Consumer expectations have killed "decent" battery life

Chase Bonar
 from Winter Springs, FL
Published: March 22, 2013

Once upon a time, consumers faced a dire choice. On the one hand, we'd use our phones for a full day with no Internet access and no need to charge them for days on end. If Internet connectivity was a must, we'd lug around briefcases for laptops to connect remotely. Fast forward ten years and we've consolidated our approach to one unit: the smartphone. The phone has taken on such a paramount role in daily life that we're at the mercy of our short memory.

In short, wake up and smell the lithium; decent battery life hasn't died of natural causes, consumer expectations murdered it.

At the turn of Google's Android, we saw handsets like the HTC EVO 4G which pushed screen size to the limit at the expense of battery life. Just a few short years later and the 4.3 inch panel pales in comparison to the 5 inch 1080p monstrosities of 2013.

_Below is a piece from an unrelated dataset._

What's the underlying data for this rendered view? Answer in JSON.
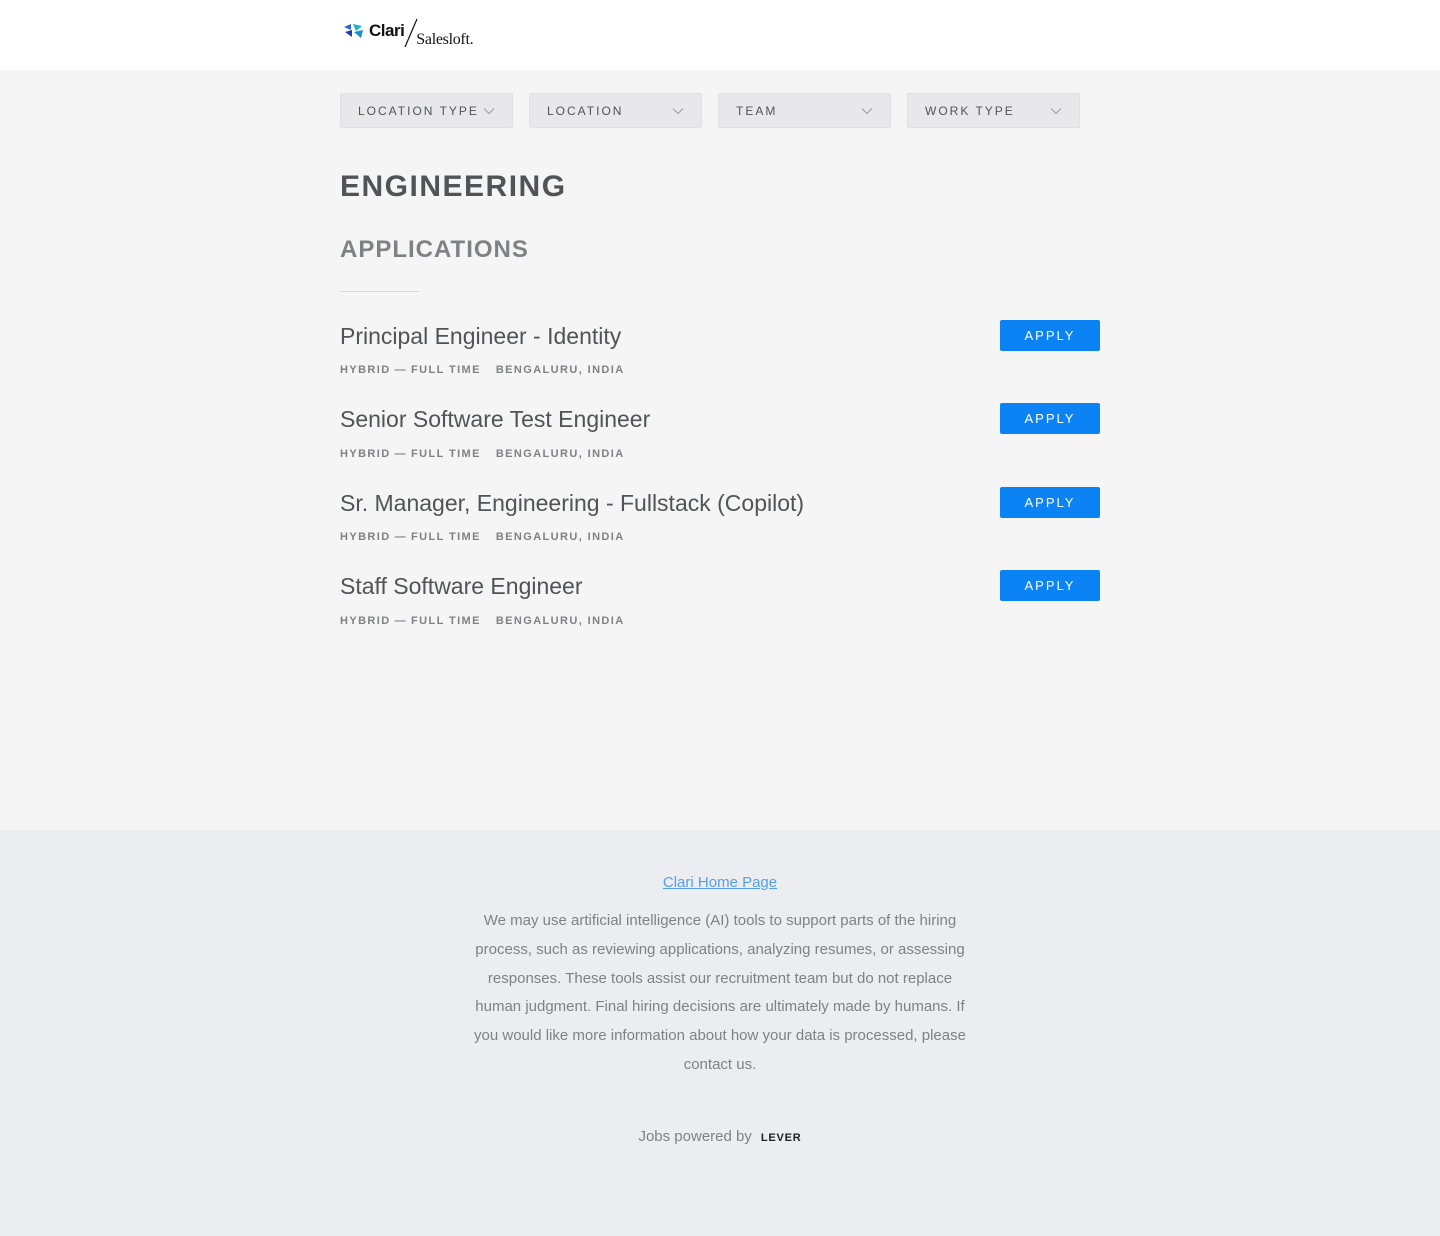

The year thus far has brought many pro's and con's of new smartphones, with each OEM seeking our dollar because of their handset's features. For the most part, manufacturers have done a great job answering consumers. Among the Galaxy S 4's 5 inch Full HD Super AMOLED 1080p display and HTC One's BlinkFeed, manufacturers have even managed to bump up battery capacities to boot. In exchange, they've standardized software and hardware features along the way.

But between streaming the Miami Heat's Harlem Shake video and creating Vines, it seems we've lost sight of what we're getting in exchange for a solid day of battery life.

It's easy to write off 3G, LTE, and standby times of a smartphone because they're generally far from the truth. In day to day use, a smartphone's ability to connect to a network and the temperature of the external environment negatively affect battery life. The tests OEM's conduct are no doubt strenuous, but they're not indicative of daily usage. In other words, I have faith in the testing environments these tests are conducted in, but there's no better way to measure it than to see how it fares under your usage.

But connectivity isn't the only true battery drainer. Quad-core GPU's, and Full HD 1080p screen resolution aren't helping the cause either.

Sometimes smartphone batteries last long enough for their user to forgo criticism of a device. For others, not so much.

In the oh-so-common instance when you don't have the option to charge your phone up, why is it immediately the manufacturer's fault? To those who have said any of the following: "Non-removable batteries are the worst," or "I shouldn't have to charge my phone every night," I say to you: get real. The real issue negatively impacting battery life is consumer expectations.

A few weeks ago, I tampered with the clock speed and voltage of my smartphone. The end result was immeasurable in difference from stock clock speed and voltage settings. But that's not to say it wasn't worth it. I've kept the custom settings because it has helped me get through my work day with around 20% remaining after being off the charger for 9 hours. The problem is I am no longer in a position to criticize my smartphone for a few reasons.

The first reason is how often I use it. I abuse it. At any given moment, I am syncing two Gmail accounts, two Twitter handles, Facebook, Google+, Dropbox, Drive documents, texting around 200 messages a day, and surfing the Interwebs. In short, I'm a power user. Thankfully, my daily dose of connectivity is fueled by my position here at PhoneDog. Otherwise, I'd consider myself addicted to technology. (Clearly, I'm not addicted.) For those who think my usage is normal, I don't think you compute the argument. I don't expect all day battery life because I use my smartphone. 

The point is, at all hours of the day, I'm limited by the 2,100mAH extended battery in my smartphone, and no matter how you slice it, it's probably never going to be enough. But the tradeoff is so much win. I'd take remote access to my entire digital footprint over having to connect to a mobile network on a laptop any day of the week. And when strictly comparing to laptops, my 9 hours of battery life is far from terrible. I fail to understand how battery life can be so harshly judged when there's so much you get in return.

If I had a smartphone like the HTC One with a non-removable 2,300mAH battery, I'd consider getting a Mophie Juice Pack, or mobile battery pack before I complained about battery life. The tradeoff for 12 hours of battery life with 20-30% life remaining as per our Aaron Baker's testing is worth all of the One's features and gripes of a non-removable battery. 

But I'm most interested to hear your take on the matter, reader. Am I completely off the mark by saying consumer expectations of battery life predispose us to disappointment? Or are our devices truly underpowered and require better battery life? What would you trade for two, three, or four days of battery life?

Image via Laptopmag